• _Exercise instructions_: Find each line of the entries with the string "market", please, and copy it.

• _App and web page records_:

⟨

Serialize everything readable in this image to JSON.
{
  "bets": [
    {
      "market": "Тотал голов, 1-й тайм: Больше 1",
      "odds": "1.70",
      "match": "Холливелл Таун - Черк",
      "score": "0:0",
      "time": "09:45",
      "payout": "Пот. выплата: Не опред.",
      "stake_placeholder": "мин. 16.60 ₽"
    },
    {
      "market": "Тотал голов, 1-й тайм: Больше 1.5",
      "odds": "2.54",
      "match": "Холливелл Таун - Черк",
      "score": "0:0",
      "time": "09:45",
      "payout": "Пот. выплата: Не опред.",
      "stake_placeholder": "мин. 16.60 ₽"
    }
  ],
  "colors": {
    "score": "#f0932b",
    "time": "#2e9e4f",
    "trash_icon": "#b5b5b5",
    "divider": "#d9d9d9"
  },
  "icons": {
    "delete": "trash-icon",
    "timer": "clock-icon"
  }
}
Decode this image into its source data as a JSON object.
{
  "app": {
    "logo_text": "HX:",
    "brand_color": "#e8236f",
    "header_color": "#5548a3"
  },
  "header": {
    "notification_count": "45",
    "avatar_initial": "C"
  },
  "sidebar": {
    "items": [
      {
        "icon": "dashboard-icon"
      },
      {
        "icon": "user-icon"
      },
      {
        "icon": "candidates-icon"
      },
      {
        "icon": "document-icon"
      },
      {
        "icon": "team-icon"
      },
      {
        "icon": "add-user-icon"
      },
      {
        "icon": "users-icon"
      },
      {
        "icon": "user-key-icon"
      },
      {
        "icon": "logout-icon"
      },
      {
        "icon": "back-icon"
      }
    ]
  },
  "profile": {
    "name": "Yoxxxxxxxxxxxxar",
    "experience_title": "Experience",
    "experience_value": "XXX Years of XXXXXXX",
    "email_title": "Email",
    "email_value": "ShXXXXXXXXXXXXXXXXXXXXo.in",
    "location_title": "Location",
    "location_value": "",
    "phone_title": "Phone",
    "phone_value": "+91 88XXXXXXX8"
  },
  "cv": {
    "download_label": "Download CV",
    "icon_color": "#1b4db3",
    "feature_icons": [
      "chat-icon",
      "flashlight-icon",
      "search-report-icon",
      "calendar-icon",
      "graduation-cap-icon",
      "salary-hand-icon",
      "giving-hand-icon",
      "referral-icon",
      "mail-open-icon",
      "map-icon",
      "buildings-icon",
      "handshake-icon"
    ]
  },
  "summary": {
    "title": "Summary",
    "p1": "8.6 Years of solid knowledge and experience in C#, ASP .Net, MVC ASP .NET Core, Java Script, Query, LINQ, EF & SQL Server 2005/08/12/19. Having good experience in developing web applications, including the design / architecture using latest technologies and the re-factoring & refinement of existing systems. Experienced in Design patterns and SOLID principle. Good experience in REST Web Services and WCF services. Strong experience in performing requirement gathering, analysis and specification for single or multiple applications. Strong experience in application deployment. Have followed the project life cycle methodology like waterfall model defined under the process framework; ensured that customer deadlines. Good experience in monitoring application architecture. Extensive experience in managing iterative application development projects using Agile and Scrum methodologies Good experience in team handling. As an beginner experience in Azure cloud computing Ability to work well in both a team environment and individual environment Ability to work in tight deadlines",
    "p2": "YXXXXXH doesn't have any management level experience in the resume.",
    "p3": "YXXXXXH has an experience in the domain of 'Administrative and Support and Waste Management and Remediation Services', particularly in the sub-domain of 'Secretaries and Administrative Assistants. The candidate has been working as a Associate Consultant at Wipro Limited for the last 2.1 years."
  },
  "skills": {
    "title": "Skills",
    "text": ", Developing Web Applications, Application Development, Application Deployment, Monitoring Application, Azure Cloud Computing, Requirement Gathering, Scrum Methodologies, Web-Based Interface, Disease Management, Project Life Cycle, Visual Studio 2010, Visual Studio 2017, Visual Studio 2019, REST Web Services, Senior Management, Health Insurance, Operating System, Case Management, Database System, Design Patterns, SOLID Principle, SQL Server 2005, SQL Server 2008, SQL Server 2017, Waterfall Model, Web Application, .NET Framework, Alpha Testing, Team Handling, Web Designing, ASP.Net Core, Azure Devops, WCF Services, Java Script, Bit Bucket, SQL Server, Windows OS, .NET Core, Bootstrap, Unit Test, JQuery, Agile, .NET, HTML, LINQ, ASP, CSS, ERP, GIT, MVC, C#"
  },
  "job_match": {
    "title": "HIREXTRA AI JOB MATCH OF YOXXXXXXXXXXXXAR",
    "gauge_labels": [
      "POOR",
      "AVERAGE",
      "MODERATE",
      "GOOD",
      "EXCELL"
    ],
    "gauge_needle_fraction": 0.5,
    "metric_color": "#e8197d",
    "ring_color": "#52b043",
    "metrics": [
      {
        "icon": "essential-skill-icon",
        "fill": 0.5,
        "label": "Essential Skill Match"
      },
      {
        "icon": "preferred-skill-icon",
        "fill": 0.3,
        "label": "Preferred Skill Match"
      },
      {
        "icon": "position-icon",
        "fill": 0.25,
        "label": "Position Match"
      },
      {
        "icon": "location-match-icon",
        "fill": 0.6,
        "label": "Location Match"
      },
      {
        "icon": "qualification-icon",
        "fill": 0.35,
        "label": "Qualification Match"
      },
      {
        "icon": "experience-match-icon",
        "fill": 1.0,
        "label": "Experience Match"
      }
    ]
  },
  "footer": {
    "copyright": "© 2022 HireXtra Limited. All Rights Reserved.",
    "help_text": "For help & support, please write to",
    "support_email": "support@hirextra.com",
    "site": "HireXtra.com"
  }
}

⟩

• _Written response_:
      "market": "Тотал голов, 1-й тайм: Больше 1",
      "market": "Тотал голов, 1-й тайм: Больше 1.5",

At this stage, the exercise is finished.